Murcia: the breathtaking landscapes of the Spanish region (Image: GETTY)

Like Linda, he told that local authorities should never have allowed properties to be built without a building permit and that the town hall refused to meet with their lawyers.

He said: “Murcia city council is totally ignoring them and won’t come back and say, ‘yes, we’ll have a meeting with them’ or something like that.

“So it’s like a brick wall. We’re on a risk and Murcia doesn’t really care about people here.

Spanish lawyer Gerardo Vázquez told that city hall “would have known” what was going on with the planning situation.

He said: “There are a lot of people who allowed this to happen or who are to blame.

Spain: the country is home to thousands of Britons

Spain: the country is home to thousands of Britons (Image: GETTY)

“I wouldn’t blame the British because they don’t know the system.

“They come here in good faith. They buy properties and they end up in this nightmare.

Murcia City Hall did not respond to requests for comment.

However, a spokesperson for the Foreign Office said: “We are working closely with the Spanish government and regional governments on issues relating to the rights of British nationals.

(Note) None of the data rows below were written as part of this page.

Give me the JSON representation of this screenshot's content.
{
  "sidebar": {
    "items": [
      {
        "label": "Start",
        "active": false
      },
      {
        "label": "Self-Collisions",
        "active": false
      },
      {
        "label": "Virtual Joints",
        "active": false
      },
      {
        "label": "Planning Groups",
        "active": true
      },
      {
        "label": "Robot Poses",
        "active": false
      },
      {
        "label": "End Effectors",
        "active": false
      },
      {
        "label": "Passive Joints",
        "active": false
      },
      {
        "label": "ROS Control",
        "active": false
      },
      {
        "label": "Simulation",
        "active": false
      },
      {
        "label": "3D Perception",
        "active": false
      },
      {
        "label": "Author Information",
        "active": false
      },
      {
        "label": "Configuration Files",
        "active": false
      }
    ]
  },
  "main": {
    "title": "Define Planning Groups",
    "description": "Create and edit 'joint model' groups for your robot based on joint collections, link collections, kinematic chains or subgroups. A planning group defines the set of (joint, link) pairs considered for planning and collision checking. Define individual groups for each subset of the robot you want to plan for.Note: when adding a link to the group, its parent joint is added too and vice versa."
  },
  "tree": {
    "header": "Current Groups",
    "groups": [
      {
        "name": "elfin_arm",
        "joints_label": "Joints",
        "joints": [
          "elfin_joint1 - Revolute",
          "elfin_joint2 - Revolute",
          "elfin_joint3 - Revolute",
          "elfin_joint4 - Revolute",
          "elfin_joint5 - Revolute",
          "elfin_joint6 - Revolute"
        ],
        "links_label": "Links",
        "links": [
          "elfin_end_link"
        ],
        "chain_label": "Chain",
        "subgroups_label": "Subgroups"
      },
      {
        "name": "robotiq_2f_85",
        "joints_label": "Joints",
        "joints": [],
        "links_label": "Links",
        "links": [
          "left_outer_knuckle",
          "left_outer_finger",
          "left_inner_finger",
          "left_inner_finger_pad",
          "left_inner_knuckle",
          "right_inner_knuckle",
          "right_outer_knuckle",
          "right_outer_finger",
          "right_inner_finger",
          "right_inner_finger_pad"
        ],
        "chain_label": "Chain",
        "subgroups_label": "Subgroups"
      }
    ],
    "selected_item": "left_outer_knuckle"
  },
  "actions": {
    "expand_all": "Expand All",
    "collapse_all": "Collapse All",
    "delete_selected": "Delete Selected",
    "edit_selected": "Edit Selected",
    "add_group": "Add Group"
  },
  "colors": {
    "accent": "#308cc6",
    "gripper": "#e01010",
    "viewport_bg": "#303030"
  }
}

“We encourage any UK national in need of consular assistance to contact the nearest embassy / consulate or call the 24/7 hotline for assistance.”